  2. If you contribute a capital asset like a business, stocks or real estate to the charitable organization, then you make no income on the sale and you get the full charitable donation up to 30% of your Adjusted Gross Income.

If you have any questions, comment blew.

You are welcome to share this article.

You are welcome to contact me via Social Media or email.

I will be happy to answer questions. You can also request a free consultation on any of the above or call me at 1 877 758 7797 or 6702 464 1818.

For further tax education, you can visit my websites at www.torchlighttax.com or www.guarddogtax.com or my youtube channels for GuardDog Tax and Torchlight Tax.

Also, if you are a minister or pastor or a lay minister, feel free to use this data to encourage your congregation to make donations..

You are welcome to post a link to this article on your website.

You are welcome to share this link with friends or your congregation.

You are welcome to refer your congregants to me for tax help or to answer their questions on taxes or charitable donations.

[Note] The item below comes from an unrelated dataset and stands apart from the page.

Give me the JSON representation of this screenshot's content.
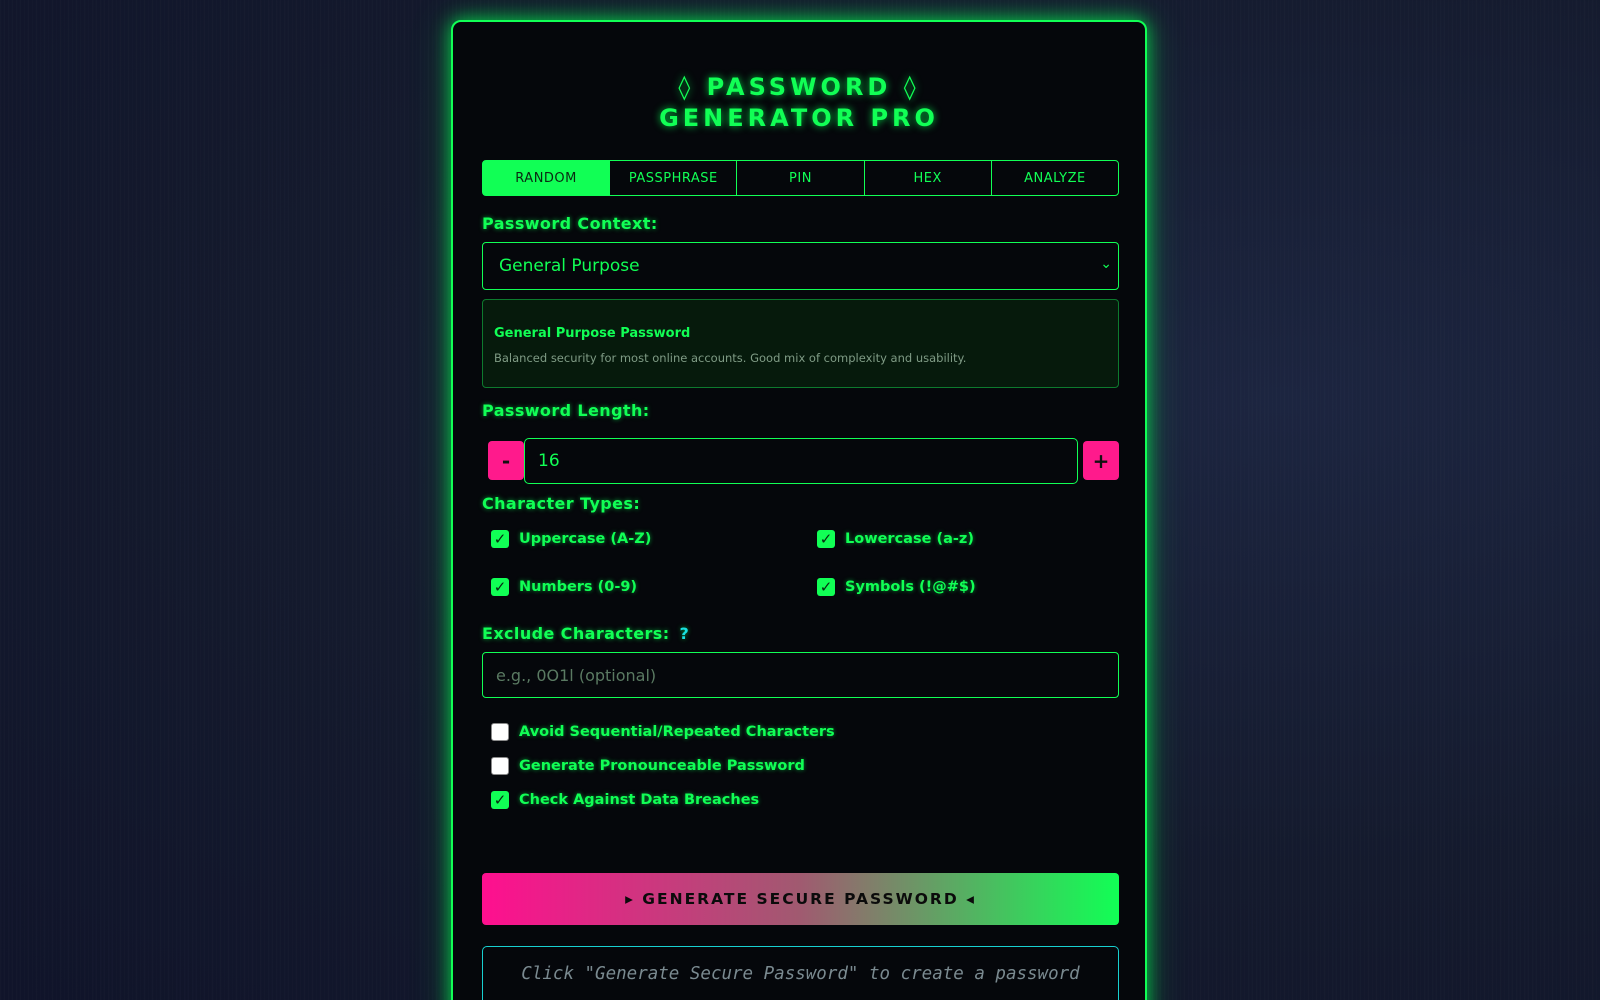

You are welcome to contact me personally for tax help. Many ministers overpay their own tax bill as they do not understand all the deductions they can take or that they are entitled to a tax-free ministerial housing deduction.

If you are interested in how business leaders and professionals are successfully coping with the Covid 19 Pandemic and the resulting governmental regulations, check out The Torchlight Network on YouTube.

If you would like to be interviewed on the Torchlight Network, and feel that your successful actions in dealing with the Covid-19 pandemic would help others, then contact me on this as well.